* _Exercise instructions_: Leaving the pictures aside, repeat the entries exactly.

* _Records for this exercise_:

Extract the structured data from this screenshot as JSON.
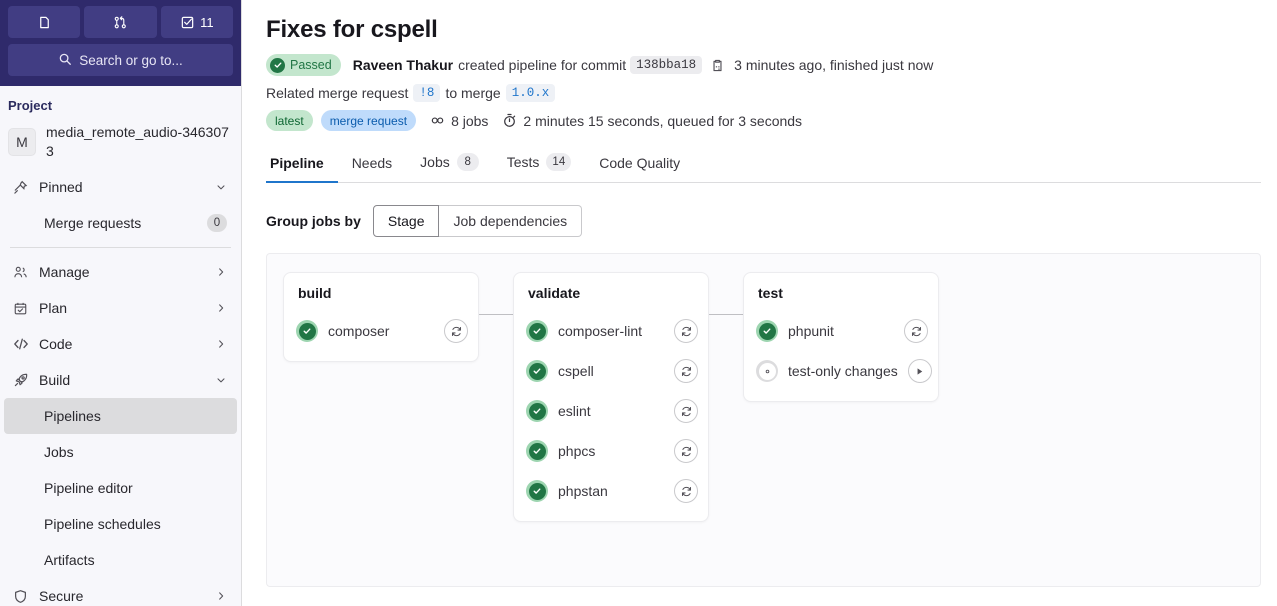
{
  "topbar": {
    "buttons": [
      {
        "name": "issues-icon",
        "label": ""
      },
      {
        "name": "merge-requests-icon",
        "label": ""
      },
      {
        "name": "todos-icon",
        "label": "11"
      }
    ],
    "search_placeholder": "Search or go to..."
  },
  "sidebar": {
    "section_title": "Project",
    "project": {
      "initial": "M",
      "name": "media_remote_audio-3463073"
    },
    "items": [
      {
        "label": "Pinned",
        "icon": "pin-icon",
        "chevron": "down",
        "badge": null,
        "sub": false,
        "active": false
      },
      {
        "label": "Merge requests",
        "icon": null,
        "chevron": null,
        "badge": "0",
        "sub": true,
        "active": false
      },
      {
        "label": "Manage",
        "icon": "users-icon",
        "chevron": "right",
        "badge": null,
        "sub": false,
        "active": false
      },
      {
        "label": "Plan",
        "icon": "calendar-icon",
        "chevron": "right",
        "badge": null,
        "sub": false,
        "active": false
      },
      {
        "label": "Code",
        "icon": "code-icon",
        "chevron": "right",
        "badge": null,
        "sub": false,
        "active": false
      },
      {
        "label": "Build",
        "icon": "rocket-icon",
        "chevron": "down",
        "badge": null,
        "sub": false,
        "active": false
      },
      {
        "label": "Pipelines",
        "icon": null,
        "chevron": null,
        "badge": null,
        "sub": true,
        "active": true
      },
      {
        "label": "Jobs",
        "icon": null,
        "chevron": null,
        "badge": null,
        "sub": true,
        "active": false
      },
      {
        "label": "Pipeline editor",
        "icon": null,
        "chevron": null,
        "badge": null,
        "sub": true,
        "active": false
      },
      {
        "label": "Pipeline schedules",
        "icon": null,
        "chevron": null,
        "badge": null,
        "sub": true,
        "active": false
      },
      {
        "label": "Artifacts",
        "icon": null,
        "chevron": null,
        "badge": null,
        "sub": true,
        "active": false
      },
      {
        "label": "Secure",
        "icon": "shield-icon",
        "chevron": "right",
        "badge": null,
        "sub": false,
        "active": false
      }
    ]
  },
  "header": {
    "title": "Fixes for cspell",
    "status_label": "Passed",
    "author": "Raveen Thakur",
    "action_text": "created pipeline for commit",
    "commit_sha": "138bba18",
    "time_text": "3 minutes ago, finished just now",
    "mr_prefix": "Related merge request",
    "mr_ref": "!8",
    "mr_middle": "to merge",
    "mr_target": "1.0.x",
    "tag_latest": "latest",
    "tag_merge_request": "merge request",
    "jobs_count_text": "8 jobs",
    "duration_text": "2 minutes 15 seconds, queued for 3 seconds"
  },
  "tabs": [
    {
      "label": "Pipeline",
      "count": null,
      "active": true
    },
    {
      "label": "Needs",
      "count": null,
      "active": false
    },
    {
      "label": "Jobs",
      "count": "8",
      "active": false
    },
    {
      "label": "Tests",
      "count": "14",
      "active": false
    },
    {
      "label": "Code Quality",
      "count": null,
      "active": false
    }
  ],
  "group_jobs": {
    "label": "Group jobs by",
    "options": [
      {
        "label": "Stage",
        "active": true
      },
      {
        "label": "Job dependencies",
        "active": false
      }
    ]
  },
  "pipeline": {
    "stages": [
      {
        "name": "build",
        "jobs": [
          {
            "name": "composer",
            "status": "success",
            "action": "retry-icon"
          }
        ]
      },
      {
        "name": "validate",
        "jobs": [
          {
            "name": "composer-lint",
            "status": "success",
            "action": "retry-icon"
          },
          {
            "name": "cspell",
            "status": "success",
            "action": "retry-icon"
          },
          {
            "name": "eslint",
            "status": "success",
            "action": "retry-icon"
          },
          {
            "name": "phpcs",
            "status": "success",
            "action": "retry-icon"
          },
          {
            "name": "phpstan",
            "status": "success",
            "action": "retry-icon"
          }
        ]
      },
      {
        "name": "test",
        "jobs": [
          {
            "name": "phpunit",
            "status": "success",
            "action": "retry-icon"
          },
          {
            "name": "test-only changes",
            "status": "manual",
            "action": "play-icon"
          }
        ]
      }
    ]
  },
  "colors": {
    "brand_navy": "#2f2a6b",
    "success_green": "#217645",
    "success_bg": "#c3e6cd",
    "link_blue": "#1f75cb",
    "mr_badge_bg": "#bfdbfb"
  }
}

* _Task answer_:
Extract the structured data from this screenshot as JSON.
{
  "topbar": {
    "buttons": [
      {
        "name": "issues-icon",
        "label": ""
      },
      {
        "name": "merge-requests-icon",
        "label": ""
      },
      {
        "name": "todos-icon",
        "label": "11"
      }
    ],
    "search_placeholder": "Search or go to..."
  },
  "sidebar": {
    "section_title": "Project",
    "project": {
      "initial": "M",
      "name": "media_remote_audio-3463073"
    },
    "items": [
      {
        "label": "Pinned",
        "icon": "pin-icon",
        "chevron": "down",
        "badge": null,
        "sub": false,
        "active": false
      },
      {
        "label": "Merge requests",
        "icon": null,
        "chevron": null,
        "badge": "0",
        "sub": true,
        "active": false
      },
      {
        "label": "Manage",
        "icon": "users-icon",
        "chevron": "right",
        "badge": null,
        "sub": false,
        "active": false
      },
      {
        "label": "Plan",
        "icon": "calendar-icon",
        "chevron": "right",
        "badge": null,
        "sub": false,
        "active": false
      },
      {
        "label": "Code",
        "icon": "code-icon",
        "chevron": "right",
        "badge": null,
        "sub": false,
        "active": false
      },
      {
        "label": "Build",
        "icon": "rocket-icon",
        "chevron": "down",
        "badge": null,
        "sub": false,
        "active": false
      },
      {
        "label": "Pipelines",
        "icon": null,
        "chevron": null,
        "badge": null,
        "sub": true,
        "active": true
      },
      {
        "label": "Jobs",
        "icon": null,
        "chevron": null,
        "badge": null,
        "sub": true,
        "active": false
      },
      {
        "label": "Pipeline editor",
        "icon": null,
        "chevron": null,
        "badge": null,
        "sub": true,
        "active": false
      },
      {
        "label": "Pipeline schedules",
        "icon": null,
        "chevron": null,
        "badge": null,
        "sub": true,
        "active": false
      },
      {
        "label": "Artifacts",
        "icon": null,
        "chevron": null,
        "badge": null,
        "sub": true,
        "active": false
      },
      {
        "label": "Secure",
        "icon": "shield-icon",
        "chevron": "right",
        "badge": null,
        "sub": false,
        "active": false
      }
    ]
  },
  "header": {
    "title": "Fixes for cspell",
    "status_label": "Passed",
    "author": "Raveen Thakur",
    "action_text": "created pipeline for commit",
    "commit_sha": "138bba18",
    "time_text": "3 minutes ago, finished just now",
    "mr_prefix": "Related merge request",
    "mr_ref": "!8",
    "mr_middle": "to merge",
    "mr_target": "1.0.x",
    "tag_latest": "latest",
    "tag_merge_request": "merge request",
    "jobs_count_text": "8 jobs",
    "duration_text": "2 minutes 15 seconds, queued for 3 seconds"
  },
  "tabs": [
    {
      "label": "Pipeline",
      "count": null,
      "active": true
    },
    {
      "label": "Needs",
      "count": null,
      "active": false
    },
    {
      "label": "Jobs",
      "count": "8",
      "active": false
    },
    {
      "label": "Tests",
      "count": "14",
      "active": false
    },
    {
      "label": "Code Quality",
      "count": null,
      "active": false
    }
  ],
  "group_jobs": {
    "label": "Group jobs by",
    "options": [
      {
        "label": "Stage",
        "active": true
      },
      {
        "label": "Job dependencies",
        "active": false
      }
    ]
  },
  "pipeline": {
    "stages": [
      {
        "name": "build",
        "jobs": [
          {
            "name": "composer",
            "status": "success",
            "action": "retry-icon"
          }
        ]
      },
      {
        "name": "validate",
        "jobs": [
          {
            "name": "composer-lint",
            "status": "success",
            "action": "retry-icon"
          },
          {
            "name": "cspell",
            "status": "success",
            "action": "retry-icon"
          },
          {
            "name": "eslint",
            "status": "success",
            "action": "retry-icon"
          },
          {
            "name": "phpcs",
            "status": "success",
            "action": "retry-icon"
          },
          {
            "name": "phpstan",
            "status": "success",
            "action": "retry-icon"
          }
        ]
      },
      {
        "name": "test",
        "jobs": [
          {
            "name": "phpunit",
            "status": "success",
            "action": "retry-icon"
          },
          {
            "name": "test-only changes",
            "status": "manual",
            "action": "play-icon"
          }
        ]
      }
    ]
  },
  "colors": {
    "brand_navy": "#2f2a6b",
    "success_green": "#217645",
    "success_bg": "#c3e6cd",
    "link_blue": "#1f75cb",
    "mr_badge_bg": "#bfdbfb"
  }
}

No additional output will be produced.